ITU Region 1 includes countries in Europe, Africa, the Middle East and Central Asia.

The June 17 deadline for switching off analog television broadcasting in the UHF band was set by ITU Member States at the Regional Radiocommunication Conference in 2006, known as the GE06 Regional Agreement.

For its "International Symposium for the Digital Switchover," ITU has invited experts from around the world to examine the objectives of the transition from analog to digital broadcasting and take a look at advances in television, such as ultra-high-definition TV (UHDTV), Integrated broadcast-broadband (IBB) systems, and smart TV platforms as well as building a sustainable ecosystem for digital TV in the future and its spectrum requirements. New technologies related to digital broadcasting, including UHDTV, hybrid HbbTV, extended image dynamic range, higher frame rates, and immersive audio, will be demonstrated by leading developers and experts from the BBC, EBU, Dolby, Fraunhofer and others.

ITU cites the many advantages of digital broadcasting over analog, including an increase in the number of available channels, as well as the ability to provide new innovative services, such as interactive TV, electronic program guides and mobile TV as well as transmit image and sound in HD and ultra-HD. Digital TV requires less energy to ensure the same coverage as for analog while decreasing overall costs of transmission. The more efficient use of radio spectrum brought on by digital TV also allows for the so-called digital dividend resulting from the freeing up of spectrum for use by other services, such as mobile broadband, according to the ITU.

Several countries that are parties to the GE06 Agreement, as well as many who are not, have already made the transition; others are in the process. (For a list of countries that have completed the transition, visit here.) 

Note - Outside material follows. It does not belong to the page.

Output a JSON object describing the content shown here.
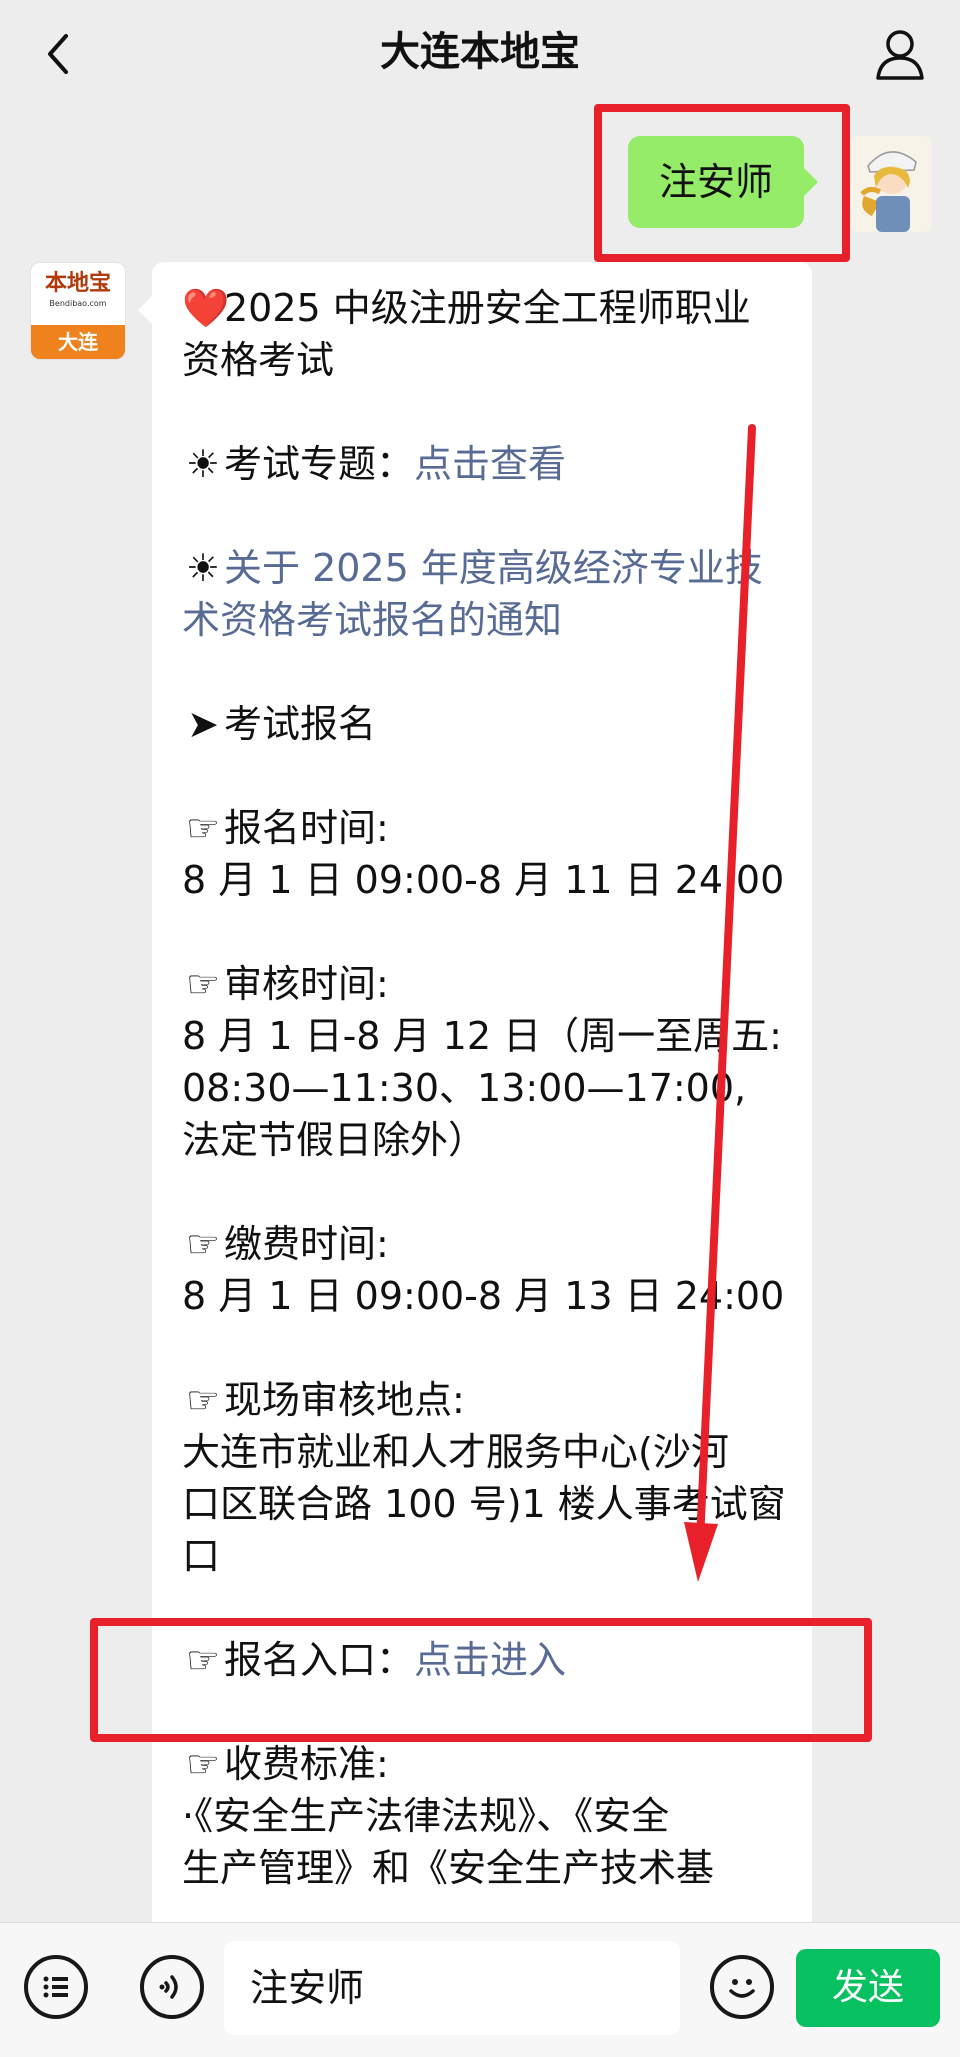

“As the specialized agency of the United Nations dealing with information and communication technologies, including spectrum and satellite orbit issues, ITU will keep supporting the development of new technologies,” said ITU Secretary-General Houlin Zhao. “I congratulate administrations around the world which have successively switched to digital television broadcasting and I also wish all success to those still in the process of doing so.”

For more information on the symposium, visit ITU International Symposium for the Digital Switchover